What is a musician, exactly? The question may have been a simple one decades ago – we could at least agree that a musician was, if nothing else, human. These days it’s a little more complicated, what with computers being able to showcase their composition abilities not unlike a young Mozart first starting out.
“New” as we sometimes think this digital innovation is, it may come as a shock to learn the earliest-known example of computer-generated music dates all the way back to 1951 – and it’s thanks to the work of a pair of Kiwis that it has now been restored.
University of Canterbury distinguished professor Jack Copeland and UC alumni and composer Jason Long have restored the earliest known recording of computer-generated music, created more than 65 years ago using programming techniques devised by Alan Turing. In 1951, a BBC outside-broadcast unit in Manchester used a portable acetate disc cutter to capture three melodies played by a primeval computer. The gargantuan computer filled much of the ground floor of Turing’s famed Computer Machine Laboratory.
Jack Copeland, left, and Jason Long.

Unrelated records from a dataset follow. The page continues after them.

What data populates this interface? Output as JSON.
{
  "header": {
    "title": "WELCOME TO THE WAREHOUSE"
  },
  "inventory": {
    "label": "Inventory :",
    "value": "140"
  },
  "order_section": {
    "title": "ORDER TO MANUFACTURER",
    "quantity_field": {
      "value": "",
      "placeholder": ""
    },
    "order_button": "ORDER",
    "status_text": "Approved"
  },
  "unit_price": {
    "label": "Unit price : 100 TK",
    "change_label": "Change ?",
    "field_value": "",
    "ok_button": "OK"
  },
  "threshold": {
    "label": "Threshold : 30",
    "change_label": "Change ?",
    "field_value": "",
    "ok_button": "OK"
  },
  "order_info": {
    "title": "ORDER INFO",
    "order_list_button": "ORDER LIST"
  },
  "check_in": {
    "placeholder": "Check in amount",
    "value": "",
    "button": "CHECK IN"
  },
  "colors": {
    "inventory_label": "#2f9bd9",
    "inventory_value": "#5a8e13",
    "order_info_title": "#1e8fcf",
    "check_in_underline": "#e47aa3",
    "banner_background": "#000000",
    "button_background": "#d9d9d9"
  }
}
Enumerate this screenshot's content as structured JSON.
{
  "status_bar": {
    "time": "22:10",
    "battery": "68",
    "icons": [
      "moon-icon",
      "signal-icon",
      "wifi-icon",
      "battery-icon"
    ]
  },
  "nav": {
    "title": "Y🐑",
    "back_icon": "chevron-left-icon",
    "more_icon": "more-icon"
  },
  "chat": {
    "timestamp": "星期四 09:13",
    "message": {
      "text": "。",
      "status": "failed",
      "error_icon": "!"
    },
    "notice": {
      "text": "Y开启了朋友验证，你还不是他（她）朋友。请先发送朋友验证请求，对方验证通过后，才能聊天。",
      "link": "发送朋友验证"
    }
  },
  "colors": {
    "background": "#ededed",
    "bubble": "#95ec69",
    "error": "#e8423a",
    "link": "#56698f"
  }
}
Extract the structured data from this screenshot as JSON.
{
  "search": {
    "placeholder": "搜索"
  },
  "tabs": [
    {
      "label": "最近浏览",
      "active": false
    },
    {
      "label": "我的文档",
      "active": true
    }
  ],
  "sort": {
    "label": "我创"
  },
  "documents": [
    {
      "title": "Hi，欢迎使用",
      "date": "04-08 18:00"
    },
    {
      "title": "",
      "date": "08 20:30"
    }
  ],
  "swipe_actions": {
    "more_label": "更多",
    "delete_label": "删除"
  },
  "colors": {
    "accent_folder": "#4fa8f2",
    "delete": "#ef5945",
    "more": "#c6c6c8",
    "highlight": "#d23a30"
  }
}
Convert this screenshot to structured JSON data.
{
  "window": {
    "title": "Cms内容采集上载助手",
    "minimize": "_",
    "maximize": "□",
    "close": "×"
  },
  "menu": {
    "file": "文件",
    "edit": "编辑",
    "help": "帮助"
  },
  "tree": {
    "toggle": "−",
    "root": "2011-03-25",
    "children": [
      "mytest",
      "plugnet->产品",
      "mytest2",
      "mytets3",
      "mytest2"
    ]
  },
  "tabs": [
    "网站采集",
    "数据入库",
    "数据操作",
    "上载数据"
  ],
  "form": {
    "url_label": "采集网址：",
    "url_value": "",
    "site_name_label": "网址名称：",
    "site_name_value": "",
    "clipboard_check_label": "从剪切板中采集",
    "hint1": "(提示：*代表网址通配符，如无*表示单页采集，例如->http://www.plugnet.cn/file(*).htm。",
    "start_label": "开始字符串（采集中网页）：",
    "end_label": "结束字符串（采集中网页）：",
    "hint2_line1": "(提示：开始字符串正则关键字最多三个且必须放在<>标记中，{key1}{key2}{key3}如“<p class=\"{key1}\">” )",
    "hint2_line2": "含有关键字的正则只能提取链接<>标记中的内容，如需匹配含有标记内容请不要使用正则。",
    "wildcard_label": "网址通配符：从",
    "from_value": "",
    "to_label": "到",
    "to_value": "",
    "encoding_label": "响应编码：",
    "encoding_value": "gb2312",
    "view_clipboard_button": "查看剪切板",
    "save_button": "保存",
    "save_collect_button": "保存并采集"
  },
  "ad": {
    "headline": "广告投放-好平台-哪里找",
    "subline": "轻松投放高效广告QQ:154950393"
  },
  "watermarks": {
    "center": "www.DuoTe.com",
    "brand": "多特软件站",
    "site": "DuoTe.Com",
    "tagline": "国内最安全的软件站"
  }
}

It took a fair bit of digital digging, but Copeland and Long both say restoring history has been well worth the effort. “Today all that remains of the recording session is a 12-inch single-sided acetate disc, cut by the BBC’s technician while the computer played,” they explain. “The computer itself was scrapped long ago, so the archived recording is our only window on that historic soundscape. What a disappointment it was, therefore, to discover that the frequencies in the recording were not accurate: the recording gave at best only a rough impression of how the computer sounded. There was a deviation in the speed of the recording, probably as a result of the turntable in BBC’s portable disc cutter rotating too fast. But, with some electronic detective work, it proved possible to restore the recording – with the result that the true sound of this ancestral computer can be heard once again, for the first time in more than half a century.”
The original ‘acetate’ disc, saved by Manchester University engineer Frank Cooper, the recording was on.
In order to be able to reproduce the original sound of the computer, the researchers needed to figure out how to speed up the recording. It wasn’t an easy task, they say. “As well as increasing the speed – and so altering the frequencies – we also filtered out extraneous noise from the recording; and using pitch-correction software we removed the effects of a troublesome wobble in the speed of the recording.”
The recording features songs recorded by schoolteacher and pianist Christopher Strachey, who first programmed “God Save the King” during an all-night session with Turing’s computer – not unlike a modern all-night jam session. Also recorded was the popular nursery rhyme “Baa Baa Black Sheep” and the Glenn Miller song “In the Mood.”
Christopher Strachey in 1973.
But for all the struggles, Copeland (who is also the director of the Turing Archive for the History of Computing) and Long say the work paid off when they finally got it right. “It was a beautiful moment when we first heard the true sound of Turing’s computer.”
The recording can be heard here.